DATASET CONTENT ::
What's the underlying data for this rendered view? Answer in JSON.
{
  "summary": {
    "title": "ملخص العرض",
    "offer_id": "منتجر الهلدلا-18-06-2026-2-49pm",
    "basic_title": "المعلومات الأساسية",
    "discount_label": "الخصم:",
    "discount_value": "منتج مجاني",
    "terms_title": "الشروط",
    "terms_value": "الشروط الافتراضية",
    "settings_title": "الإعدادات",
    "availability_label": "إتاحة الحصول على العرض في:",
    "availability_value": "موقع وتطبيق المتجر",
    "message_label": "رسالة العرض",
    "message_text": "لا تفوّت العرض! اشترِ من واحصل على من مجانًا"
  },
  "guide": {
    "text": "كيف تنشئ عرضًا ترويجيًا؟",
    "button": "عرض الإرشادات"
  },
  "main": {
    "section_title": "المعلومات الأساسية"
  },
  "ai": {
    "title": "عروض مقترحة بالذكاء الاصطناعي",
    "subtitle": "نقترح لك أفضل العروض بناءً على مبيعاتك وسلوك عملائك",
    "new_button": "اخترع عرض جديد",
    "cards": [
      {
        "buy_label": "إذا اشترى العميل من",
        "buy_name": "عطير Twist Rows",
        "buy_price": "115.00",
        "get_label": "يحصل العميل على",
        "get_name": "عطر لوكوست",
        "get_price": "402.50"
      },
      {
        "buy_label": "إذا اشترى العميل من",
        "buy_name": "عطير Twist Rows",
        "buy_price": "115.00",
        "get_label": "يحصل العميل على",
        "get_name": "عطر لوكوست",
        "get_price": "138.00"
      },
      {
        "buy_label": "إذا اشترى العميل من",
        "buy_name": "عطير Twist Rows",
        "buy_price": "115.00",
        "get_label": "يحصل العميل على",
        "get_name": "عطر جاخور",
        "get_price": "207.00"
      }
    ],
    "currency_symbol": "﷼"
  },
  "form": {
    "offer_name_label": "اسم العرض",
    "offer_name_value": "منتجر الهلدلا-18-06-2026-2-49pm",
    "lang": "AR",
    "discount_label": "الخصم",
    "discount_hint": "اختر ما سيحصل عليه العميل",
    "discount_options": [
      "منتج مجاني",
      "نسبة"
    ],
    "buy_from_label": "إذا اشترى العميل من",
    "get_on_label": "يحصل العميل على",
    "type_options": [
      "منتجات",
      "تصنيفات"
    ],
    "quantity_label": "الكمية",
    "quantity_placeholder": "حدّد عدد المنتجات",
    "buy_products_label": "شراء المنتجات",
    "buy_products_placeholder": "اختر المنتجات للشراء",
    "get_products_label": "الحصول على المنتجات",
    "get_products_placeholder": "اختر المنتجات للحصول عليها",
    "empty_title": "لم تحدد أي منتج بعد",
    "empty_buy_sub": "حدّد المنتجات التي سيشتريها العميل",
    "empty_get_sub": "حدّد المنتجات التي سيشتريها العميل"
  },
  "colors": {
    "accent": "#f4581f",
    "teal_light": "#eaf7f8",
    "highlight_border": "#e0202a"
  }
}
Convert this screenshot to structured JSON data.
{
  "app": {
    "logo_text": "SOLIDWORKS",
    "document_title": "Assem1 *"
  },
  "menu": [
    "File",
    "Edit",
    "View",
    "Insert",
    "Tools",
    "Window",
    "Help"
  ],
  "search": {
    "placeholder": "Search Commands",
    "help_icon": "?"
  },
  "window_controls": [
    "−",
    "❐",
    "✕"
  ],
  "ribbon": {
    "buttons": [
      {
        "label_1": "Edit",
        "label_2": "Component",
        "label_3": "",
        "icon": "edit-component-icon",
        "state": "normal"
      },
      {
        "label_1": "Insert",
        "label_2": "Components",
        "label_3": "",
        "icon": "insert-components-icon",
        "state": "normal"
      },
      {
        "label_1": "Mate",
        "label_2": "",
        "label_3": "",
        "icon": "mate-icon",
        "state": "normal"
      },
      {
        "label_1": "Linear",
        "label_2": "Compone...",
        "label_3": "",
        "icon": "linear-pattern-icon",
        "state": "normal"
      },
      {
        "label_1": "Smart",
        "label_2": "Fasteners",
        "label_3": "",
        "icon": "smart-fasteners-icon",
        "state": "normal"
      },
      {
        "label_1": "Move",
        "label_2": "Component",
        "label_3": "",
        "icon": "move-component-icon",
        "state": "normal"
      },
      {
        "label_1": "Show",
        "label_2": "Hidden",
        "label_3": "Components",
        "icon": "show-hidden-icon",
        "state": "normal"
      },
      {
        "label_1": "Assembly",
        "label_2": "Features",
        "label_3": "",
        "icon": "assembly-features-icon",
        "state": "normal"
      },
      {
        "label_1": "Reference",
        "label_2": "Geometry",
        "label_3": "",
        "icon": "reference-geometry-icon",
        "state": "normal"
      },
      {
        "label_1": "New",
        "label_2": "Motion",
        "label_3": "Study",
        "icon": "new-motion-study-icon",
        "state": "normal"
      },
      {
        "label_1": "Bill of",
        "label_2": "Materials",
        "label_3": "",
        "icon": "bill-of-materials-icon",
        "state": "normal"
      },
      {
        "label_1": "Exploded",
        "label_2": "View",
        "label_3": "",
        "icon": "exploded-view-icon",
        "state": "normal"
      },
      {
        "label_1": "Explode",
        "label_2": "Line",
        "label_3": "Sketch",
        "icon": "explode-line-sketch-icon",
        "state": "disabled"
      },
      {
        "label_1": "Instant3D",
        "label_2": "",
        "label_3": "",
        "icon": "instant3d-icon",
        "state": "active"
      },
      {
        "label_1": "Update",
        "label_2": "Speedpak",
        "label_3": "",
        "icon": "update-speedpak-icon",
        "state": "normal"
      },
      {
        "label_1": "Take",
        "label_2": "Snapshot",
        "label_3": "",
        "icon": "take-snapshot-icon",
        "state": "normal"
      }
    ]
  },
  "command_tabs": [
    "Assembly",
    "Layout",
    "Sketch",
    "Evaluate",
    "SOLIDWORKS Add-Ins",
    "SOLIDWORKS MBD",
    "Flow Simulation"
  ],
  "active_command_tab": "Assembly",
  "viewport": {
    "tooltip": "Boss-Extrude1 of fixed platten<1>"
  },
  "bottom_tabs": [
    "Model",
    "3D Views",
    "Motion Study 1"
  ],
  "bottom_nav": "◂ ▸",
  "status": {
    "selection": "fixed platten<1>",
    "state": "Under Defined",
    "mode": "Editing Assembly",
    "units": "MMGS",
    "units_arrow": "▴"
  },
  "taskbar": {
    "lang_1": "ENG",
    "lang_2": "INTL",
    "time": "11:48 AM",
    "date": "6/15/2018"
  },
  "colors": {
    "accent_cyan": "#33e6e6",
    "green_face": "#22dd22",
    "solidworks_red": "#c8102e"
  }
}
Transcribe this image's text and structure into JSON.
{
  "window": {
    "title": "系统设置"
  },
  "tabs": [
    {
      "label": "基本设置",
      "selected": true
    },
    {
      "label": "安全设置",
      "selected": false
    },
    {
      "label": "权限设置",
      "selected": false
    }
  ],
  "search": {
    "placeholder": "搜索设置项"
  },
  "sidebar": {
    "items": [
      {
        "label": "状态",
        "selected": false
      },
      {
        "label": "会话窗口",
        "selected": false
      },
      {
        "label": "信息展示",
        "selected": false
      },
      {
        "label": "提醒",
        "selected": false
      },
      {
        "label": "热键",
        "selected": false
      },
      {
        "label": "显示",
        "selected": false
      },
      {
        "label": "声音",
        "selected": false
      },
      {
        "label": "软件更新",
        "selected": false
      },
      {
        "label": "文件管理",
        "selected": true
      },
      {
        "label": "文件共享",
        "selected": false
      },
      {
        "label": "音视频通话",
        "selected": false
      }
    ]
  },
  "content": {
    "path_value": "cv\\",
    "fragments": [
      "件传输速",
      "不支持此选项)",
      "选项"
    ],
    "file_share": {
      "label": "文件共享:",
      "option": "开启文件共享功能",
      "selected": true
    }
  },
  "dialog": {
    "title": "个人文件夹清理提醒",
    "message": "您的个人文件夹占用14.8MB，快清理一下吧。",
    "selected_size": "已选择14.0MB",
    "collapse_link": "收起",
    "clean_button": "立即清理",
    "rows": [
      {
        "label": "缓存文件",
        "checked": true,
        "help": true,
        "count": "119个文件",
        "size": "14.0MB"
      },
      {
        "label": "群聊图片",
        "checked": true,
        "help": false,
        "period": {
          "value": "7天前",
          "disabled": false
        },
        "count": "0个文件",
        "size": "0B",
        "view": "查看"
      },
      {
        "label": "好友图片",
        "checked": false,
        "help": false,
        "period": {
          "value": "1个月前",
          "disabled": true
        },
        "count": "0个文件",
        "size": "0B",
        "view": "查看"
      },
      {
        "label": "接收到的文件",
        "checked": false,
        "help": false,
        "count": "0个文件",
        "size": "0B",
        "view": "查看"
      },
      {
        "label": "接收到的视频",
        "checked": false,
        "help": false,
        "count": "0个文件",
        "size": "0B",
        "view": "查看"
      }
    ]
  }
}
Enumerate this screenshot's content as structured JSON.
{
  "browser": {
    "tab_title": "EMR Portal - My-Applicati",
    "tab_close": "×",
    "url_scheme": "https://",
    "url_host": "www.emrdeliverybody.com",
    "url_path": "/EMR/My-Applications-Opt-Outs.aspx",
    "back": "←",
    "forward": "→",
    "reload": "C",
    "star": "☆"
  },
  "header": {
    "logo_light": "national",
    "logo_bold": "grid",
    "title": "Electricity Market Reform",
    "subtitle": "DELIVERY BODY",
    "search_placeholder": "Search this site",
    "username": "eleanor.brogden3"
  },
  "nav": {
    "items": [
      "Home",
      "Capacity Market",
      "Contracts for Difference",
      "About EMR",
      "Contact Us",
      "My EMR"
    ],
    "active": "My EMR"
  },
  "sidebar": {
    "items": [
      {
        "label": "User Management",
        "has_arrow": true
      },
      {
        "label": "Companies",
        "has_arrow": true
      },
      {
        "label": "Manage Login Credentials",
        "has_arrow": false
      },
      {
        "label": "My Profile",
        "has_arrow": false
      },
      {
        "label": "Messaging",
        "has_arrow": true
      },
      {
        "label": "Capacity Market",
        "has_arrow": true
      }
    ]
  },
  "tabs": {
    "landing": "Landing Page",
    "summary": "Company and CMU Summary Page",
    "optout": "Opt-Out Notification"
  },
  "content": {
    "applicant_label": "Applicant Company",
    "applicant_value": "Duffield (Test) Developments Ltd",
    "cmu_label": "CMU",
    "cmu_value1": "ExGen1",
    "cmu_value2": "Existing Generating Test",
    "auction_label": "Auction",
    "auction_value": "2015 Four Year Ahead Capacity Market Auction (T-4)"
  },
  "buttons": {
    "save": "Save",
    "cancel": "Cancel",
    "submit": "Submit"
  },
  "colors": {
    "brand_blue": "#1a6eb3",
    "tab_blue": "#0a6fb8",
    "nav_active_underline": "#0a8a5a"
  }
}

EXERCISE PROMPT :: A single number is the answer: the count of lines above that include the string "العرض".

EXPECTED OUTPUT :: 5